-- Opening Marker --

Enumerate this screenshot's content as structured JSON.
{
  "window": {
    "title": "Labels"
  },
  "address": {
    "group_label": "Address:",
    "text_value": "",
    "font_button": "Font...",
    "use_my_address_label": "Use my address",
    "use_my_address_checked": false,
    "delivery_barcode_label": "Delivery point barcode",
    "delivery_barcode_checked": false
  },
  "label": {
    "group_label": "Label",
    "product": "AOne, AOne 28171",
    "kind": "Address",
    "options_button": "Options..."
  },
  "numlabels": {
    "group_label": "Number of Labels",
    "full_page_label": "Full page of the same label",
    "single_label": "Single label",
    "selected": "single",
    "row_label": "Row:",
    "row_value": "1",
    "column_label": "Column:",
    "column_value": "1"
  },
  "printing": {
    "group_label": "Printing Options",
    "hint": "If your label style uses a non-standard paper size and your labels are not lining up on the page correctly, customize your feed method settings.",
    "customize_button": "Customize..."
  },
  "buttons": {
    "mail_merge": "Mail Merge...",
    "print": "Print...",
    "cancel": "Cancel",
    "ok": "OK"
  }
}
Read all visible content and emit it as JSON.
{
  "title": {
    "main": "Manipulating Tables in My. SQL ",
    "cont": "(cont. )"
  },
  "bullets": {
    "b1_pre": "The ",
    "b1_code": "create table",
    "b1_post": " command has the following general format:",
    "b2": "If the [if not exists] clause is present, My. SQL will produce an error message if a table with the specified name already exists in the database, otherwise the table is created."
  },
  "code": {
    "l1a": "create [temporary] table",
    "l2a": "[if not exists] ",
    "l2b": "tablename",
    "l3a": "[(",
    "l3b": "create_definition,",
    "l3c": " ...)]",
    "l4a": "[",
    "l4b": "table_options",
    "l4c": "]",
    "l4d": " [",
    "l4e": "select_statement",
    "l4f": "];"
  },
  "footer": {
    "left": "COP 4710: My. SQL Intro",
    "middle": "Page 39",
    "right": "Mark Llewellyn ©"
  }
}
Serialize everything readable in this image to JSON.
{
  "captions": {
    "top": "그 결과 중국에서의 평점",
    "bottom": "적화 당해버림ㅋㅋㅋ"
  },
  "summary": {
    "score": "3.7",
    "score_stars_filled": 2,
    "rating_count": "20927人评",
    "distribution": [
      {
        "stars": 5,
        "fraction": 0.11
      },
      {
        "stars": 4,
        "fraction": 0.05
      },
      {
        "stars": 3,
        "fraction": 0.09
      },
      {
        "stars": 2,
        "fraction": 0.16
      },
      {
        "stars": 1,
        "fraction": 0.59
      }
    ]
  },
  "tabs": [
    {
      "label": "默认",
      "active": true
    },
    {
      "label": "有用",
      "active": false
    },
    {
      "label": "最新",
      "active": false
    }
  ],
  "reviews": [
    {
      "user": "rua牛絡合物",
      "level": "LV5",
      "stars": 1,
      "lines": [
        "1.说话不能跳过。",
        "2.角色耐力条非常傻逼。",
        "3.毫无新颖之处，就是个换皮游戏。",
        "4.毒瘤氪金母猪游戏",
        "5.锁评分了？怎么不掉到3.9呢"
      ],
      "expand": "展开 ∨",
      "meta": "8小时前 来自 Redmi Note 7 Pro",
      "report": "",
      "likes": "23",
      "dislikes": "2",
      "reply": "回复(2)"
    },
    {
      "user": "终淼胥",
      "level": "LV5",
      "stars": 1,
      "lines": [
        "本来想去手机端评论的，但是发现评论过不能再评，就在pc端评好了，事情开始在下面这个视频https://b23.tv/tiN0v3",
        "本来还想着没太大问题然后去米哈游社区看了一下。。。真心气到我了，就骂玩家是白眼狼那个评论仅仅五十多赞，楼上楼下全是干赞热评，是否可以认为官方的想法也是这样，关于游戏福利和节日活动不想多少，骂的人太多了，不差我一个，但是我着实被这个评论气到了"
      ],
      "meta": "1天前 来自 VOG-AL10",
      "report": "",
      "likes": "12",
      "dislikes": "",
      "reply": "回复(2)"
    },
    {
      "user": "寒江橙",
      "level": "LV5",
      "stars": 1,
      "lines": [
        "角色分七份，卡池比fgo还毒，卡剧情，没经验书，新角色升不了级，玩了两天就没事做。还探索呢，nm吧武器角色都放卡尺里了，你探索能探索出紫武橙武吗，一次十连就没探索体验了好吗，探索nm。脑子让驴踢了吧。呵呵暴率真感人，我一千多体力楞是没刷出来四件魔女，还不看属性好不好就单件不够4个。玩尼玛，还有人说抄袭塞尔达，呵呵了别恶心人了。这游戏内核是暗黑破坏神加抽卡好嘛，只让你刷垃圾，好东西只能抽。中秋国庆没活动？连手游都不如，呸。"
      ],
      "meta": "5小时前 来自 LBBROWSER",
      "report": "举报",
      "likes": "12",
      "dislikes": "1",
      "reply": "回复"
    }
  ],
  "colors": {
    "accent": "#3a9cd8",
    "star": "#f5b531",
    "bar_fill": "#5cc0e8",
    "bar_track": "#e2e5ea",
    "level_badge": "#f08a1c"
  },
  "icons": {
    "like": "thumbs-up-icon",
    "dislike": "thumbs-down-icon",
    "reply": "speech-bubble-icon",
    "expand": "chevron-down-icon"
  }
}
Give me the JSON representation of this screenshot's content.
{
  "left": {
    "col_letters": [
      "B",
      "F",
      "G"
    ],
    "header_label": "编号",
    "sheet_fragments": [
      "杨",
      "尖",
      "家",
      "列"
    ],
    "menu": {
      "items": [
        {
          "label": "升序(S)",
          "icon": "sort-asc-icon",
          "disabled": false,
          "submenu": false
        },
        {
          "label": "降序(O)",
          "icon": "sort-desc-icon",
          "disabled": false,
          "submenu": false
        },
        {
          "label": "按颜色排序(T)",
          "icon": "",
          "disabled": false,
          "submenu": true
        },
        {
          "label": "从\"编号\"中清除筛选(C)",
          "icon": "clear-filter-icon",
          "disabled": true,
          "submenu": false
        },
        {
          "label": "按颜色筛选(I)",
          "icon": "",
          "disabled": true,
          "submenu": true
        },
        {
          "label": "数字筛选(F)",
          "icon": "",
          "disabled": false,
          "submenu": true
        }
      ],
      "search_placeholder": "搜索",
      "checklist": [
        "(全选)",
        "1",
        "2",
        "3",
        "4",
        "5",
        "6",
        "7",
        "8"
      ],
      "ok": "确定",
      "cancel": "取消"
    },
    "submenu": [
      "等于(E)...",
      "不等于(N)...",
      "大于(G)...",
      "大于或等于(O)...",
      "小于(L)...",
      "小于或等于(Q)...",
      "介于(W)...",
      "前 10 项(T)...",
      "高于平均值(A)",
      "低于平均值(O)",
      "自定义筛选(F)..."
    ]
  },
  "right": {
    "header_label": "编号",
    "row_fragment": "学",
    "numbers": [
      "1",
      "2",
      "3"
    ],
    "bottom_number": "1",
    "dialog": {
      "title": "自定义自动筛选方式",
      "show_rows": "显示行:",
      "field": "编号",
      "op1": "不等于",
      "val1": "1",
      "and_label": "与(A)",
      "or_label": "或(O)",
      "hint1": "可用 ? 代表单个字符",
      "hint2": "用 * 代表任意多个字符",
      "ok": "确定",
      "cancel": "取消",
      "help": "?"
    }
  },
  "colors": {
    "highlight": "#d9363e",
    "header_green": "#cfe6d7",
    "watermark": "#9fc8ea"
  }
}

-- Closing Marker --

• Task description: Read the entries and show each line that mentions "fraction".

• The completed task:
        "fraction": 0.11
        "fraction": 0.05
        "fraction": 0.09
        "fraction": 0.16
        "fraction": 0.59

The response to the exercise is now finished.